Proteins denatured by heat, acid or chemicals lose tertiary and secondary structure and biological function.
Chaperonins assist protein folding by preventing binding to inappropriate ligands (denatured protein enters, lid closes on chaperonin, protein folds to appropriate shape and is released).
Carbohydrates are carbon bound to H and OH groups. Hexoses are monosaccharides that contain 6 carbon atoms and are the most common monosaccharide; and pentoses have 5 carbons and are found in nucleic acids. Glycosidic linkages between monosaccharides can have either an alpha or beta orientation. They link monosaccharides into larger units.
Starch, glycogen and cellulose have bonds between 1-4. The amount of branching through glycosidic bond formaton and the type of bond (a or b) distinguishes these. Starch and glycogen have alpha 1-4 bonds, cellulose has beta 1-4. The human body cannot break down 1-4 linkages.
- Cellulose has a linear formation, starch is branched, glycogen is highly branched
Chemically modified monosaccharides include sugar phosphates and amino sugars.
Functions of carbohydrates include energy, protein sparing, providing bulk in diet, aiding in synthesis of other molecules (glycolipids, glycoproteins, non-essential amino acids). Glycoproteins are aggregates of lipids and proteins, and play a major role in lipid transport around the body.
Formation of triacylglycerides requires condensation of 3 molecules to join 3 fatty acid molecules to 1 molecule of glycerol. Saturated fatty acids are bound by all single bonds, unsaturated fatty acids have at least one double bond, making packing more difficult. Functions of lipids include energy source, storage of energy (85% of body's energy), structural component of membrane, signalling molecules, enzyme cofactors, synthesis of bile acids and vitamins, vitamin transport, insulation and padding, can enhance satiety and palatability of food.

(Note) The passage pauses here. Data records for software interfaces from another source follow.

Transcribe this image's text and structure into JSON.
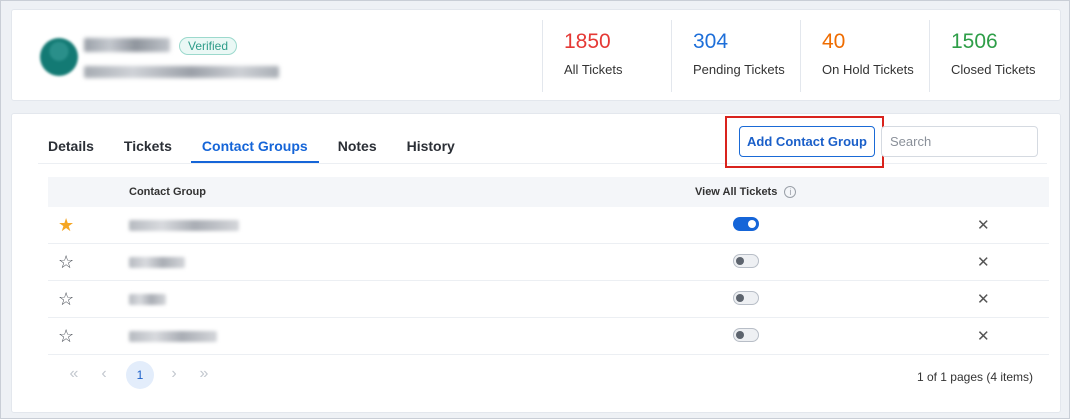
{
  "profile": {
    "badge": "Verified"
  },
  "stats": [
    {
      "value": "1850",
      "label": "All Tickets",
      "color": "#e53935"
    },
    {
      "value": "304",
      "label": "Pending Tickets",
      "color": "#1e6fd9"
    },
    {
      "value": "40",
      "label": "On Hold Tickets",
      "color": "#ef6c00"
    },
    {
      "value": "1506",
      "label": "Closed Tickets",
      "color": "#2e9e48"
    }
  ],
  "tabs": [
    {
      "label": "Details"
    },
    {
      "label": "Tickets"
    },
    {
      "label": "Contact Groups",
      "active": true
    },
    {
      "label": "Notes"
    },
    {
      "label": "History"
    }
  ],
  "toolbar": {
    "add_label": "Add Contact Group",
    "search_placeholder": "Search"
  },
  "table": {
    "col_group": "Contact Group",
    "col_view": "View All Tickets",
    "rows": [
      {
        "starred": true,
        "view_all": true,
        "remove_icon": "close-icon"
      },
      {
        "starred": false,
        "view_all": false,
        "remove_icon": "close-icon"
      },
      {
        "starred": false,
        "view_all": false,
        "remove_icon": "close-icon"
      },
      {
        "starred": false,
        "view_all": false,
        "remove_icon": "close-icon"
      }
    ]
  },
  "pagination": {
    "current": "1",
    "info": "1 of 1 pages (4 items)"
  },
  "colors": {
    "accent": "#1565d8",
    "highlight": "#d9231d",
    "star": "#f5a623"
  }
}
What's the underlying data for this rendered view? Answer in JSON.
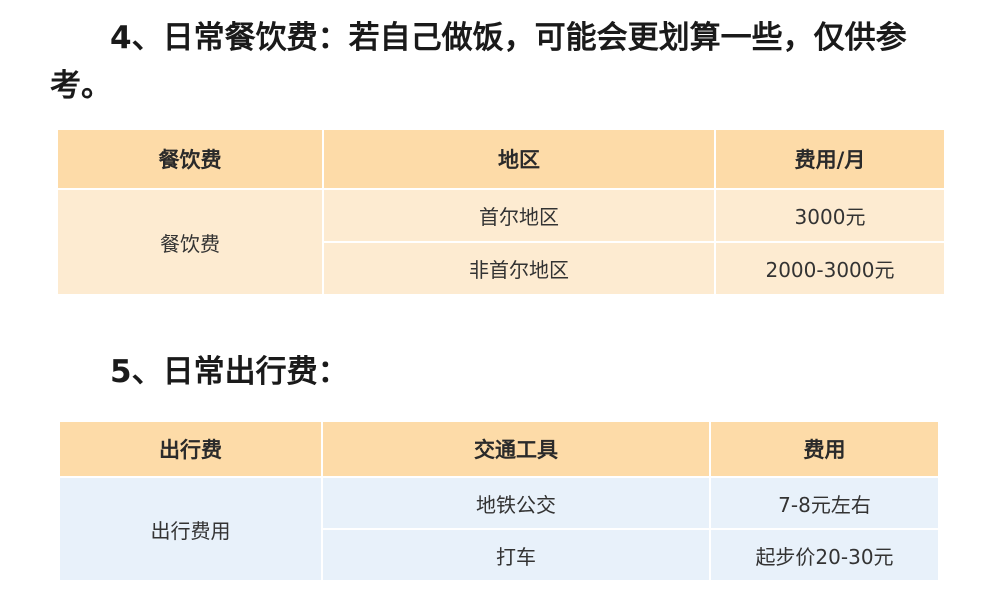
{
  "sections": {
    "food": {
      "heading": "4、日常餐饮费：若自己做饭，可能会更划算一些，仅供参考。",
      "table": {
        "headers": [
          "餐饮费",
          "地区",
          "费用/月"
        ],
        "category": "餐饮费",
        "rows": [
          {
            "region": "首尔地区",
            "cost": "3000元"
          },
          {
            "region": "非首尔地区",
            "cost": "2000-3000元"
          }
        ]
      }
    },
    "travel": {
      "heading": "5、日常出行费：",
      "table": {
        "headers": [
          "出行费",
          "交通工具",
          "费用"
        ],
        "category": "出行费用",
        "rows": [
          {
            "transport": "地铁公交",
            "cost": "7-8元左右"
          },
          {
            "transport": "打车",
            "cost": "起步价20-30元"
          }
        ]
      }
    }
  },
  "colors": {
    "food_header_bg": "#fddba8",
    "food_cell_bg": "#fdebd1",
    "travel_header_bg": "#fddba8",
    "travel_cell_bg": "#e8f1fa"
  }
}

Phospholipids have a hydrophobic fatty tail and a hydrophilic phosphate head. Sphingomyelin is the only phospholipid that does not contain a glycerol. Cholesterol is another lipid but does not have fatty acid chains (4 carbon ring structure), is synthesised by the liver, has a role in cell membranes and can be used to synthesise bile acids, steroids and vitamins.
In cells, DNA is hereditary material, and DNA + RNA play roles in protein formation. Nucleic acids are polymers of nucleotides with a phosphate group, a sugar and a nitrogen containing base (without phosphate is a nucleoside). The DNA bases are adenine, cytosine, thymine and guanine. In RNA, uracil substitutes for thymine.
- RNA has ribose sugar, DNA has deoxyribose
RNA is single stranded, DNA is double stranded helix with complementary base pairings between adenine and thymine; and guanine and cytosine.